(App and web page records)

== Segment start ==

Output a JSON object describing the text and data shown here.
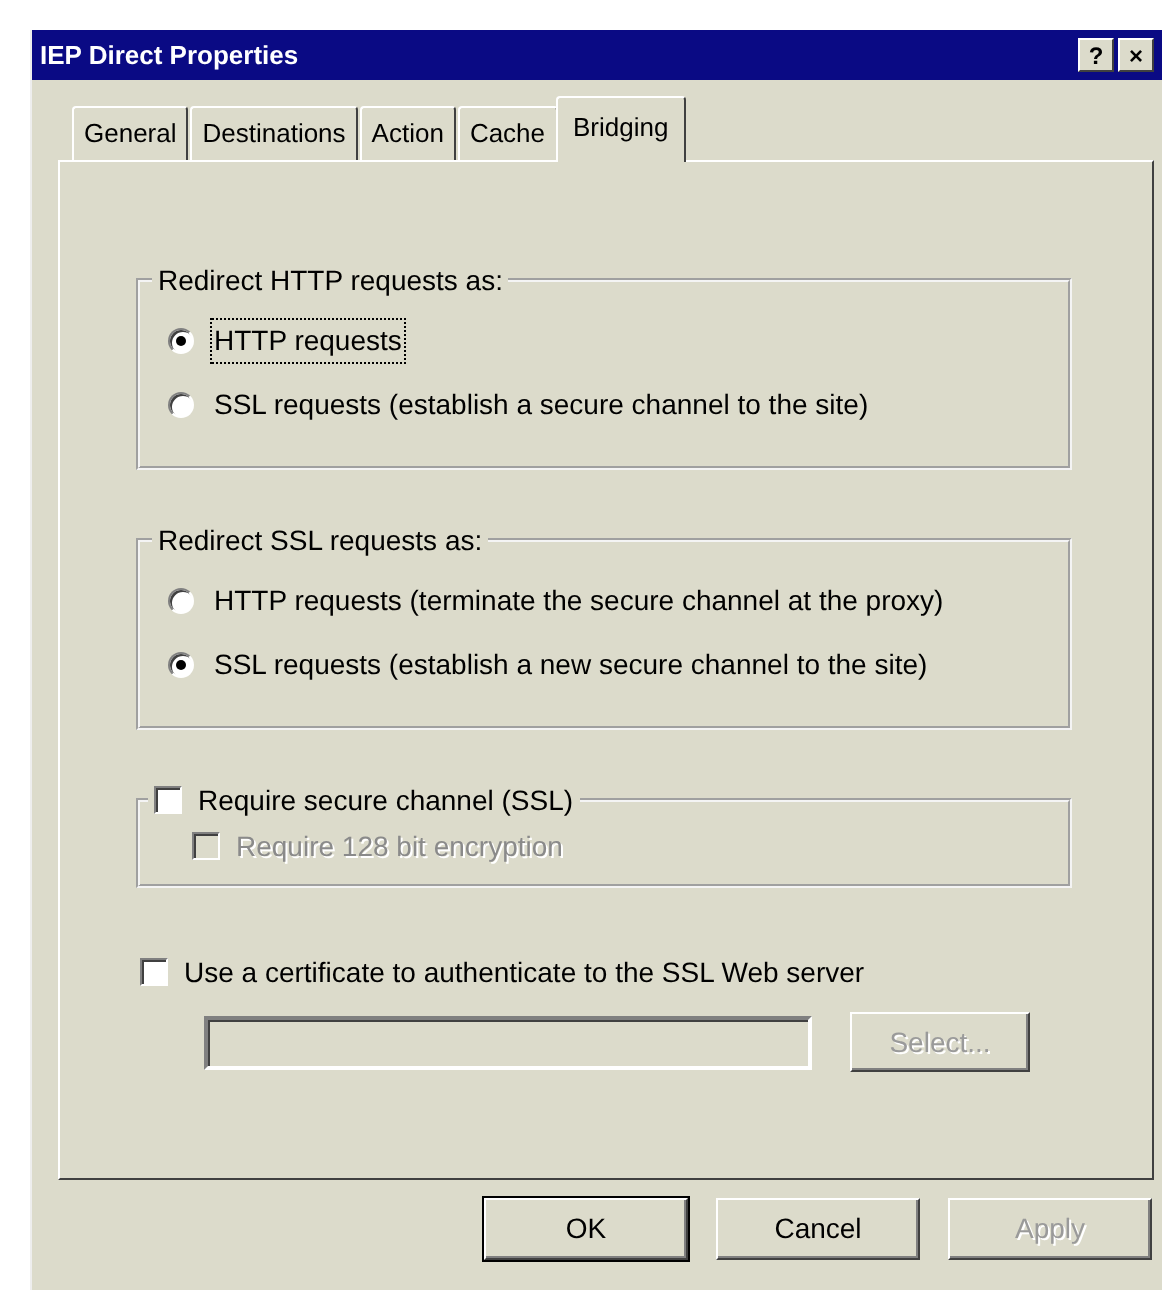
{
  "window": {
    "title": "IEP Direct Properties",
    "help_button": "?",
    "close_button": "×"
  },
  "tabs": [
    {
      "label": "General",
      "selected": false
    },
    {
      "label": "Destinations",
      "selected": false
    },
    {
      "label": "Action",
      "selected": false
    },
    {
      "label": "Cache",
      "selected": false
    },
    {
      "label": "Bridging",
      "selected": true
    }
  ],
  "groups": [
    {
      "legend": "Redirect HTTP requests as:",
      "options": [
        {
          "label": "HTTP requests",
          "selected": true,
          "focused": true
        },
        {
          "label": "SSL requests (establish a secure channel to the site)",
          "selected": false,
          "focused": false
        }
      ]
    },
    {
      "legend": "Redirect SSL requests as:",
      "options": [
        {
          "label": "HTTP requests (terminate the secure channel at the proxy)",
          "selected": false,
          "focused": false
        },
        {
          "label": "SSL requests (establish a new secure channel to the site)",
          "selected": true,
          "focused": false
        }
      ]
    }
  ],
  "secure_channel": {
    "label": "Require secure channel (SSL)",
    "checked": false,
    "disabled": false,
    "encryption": {
      "label": "Require 128 bit encryption",
      "checked": false,
      "disabled": true
    }
  },
  "certificate": {
    "label": "Use a certificate to authenticate to the SSL Web server",
    "checked": false,
    "disabled": false,
    "field_disabled": true,
    "select_button": {
      "label": "Select...",
      "disabled": true
    }
  },
  "buttons": [
    {
      "label": "OK",
      "disabled": false,
      "default": true
    },
    {
      "label": "Cancel",
      "disabled": false,
      "default": false
    },
    {
      "label": "Apply",
      "disabled": true,
      "default": false
    }
  ]
}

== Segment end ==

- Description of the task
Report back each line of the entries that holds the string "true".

- Solved exercise
      "selected": true
          "selected": true,
          "focused": true
          "selected": true,
      "disabled": true
    "field_disabled": true,
      "disabled": true
      "default": true
      "disabled": true,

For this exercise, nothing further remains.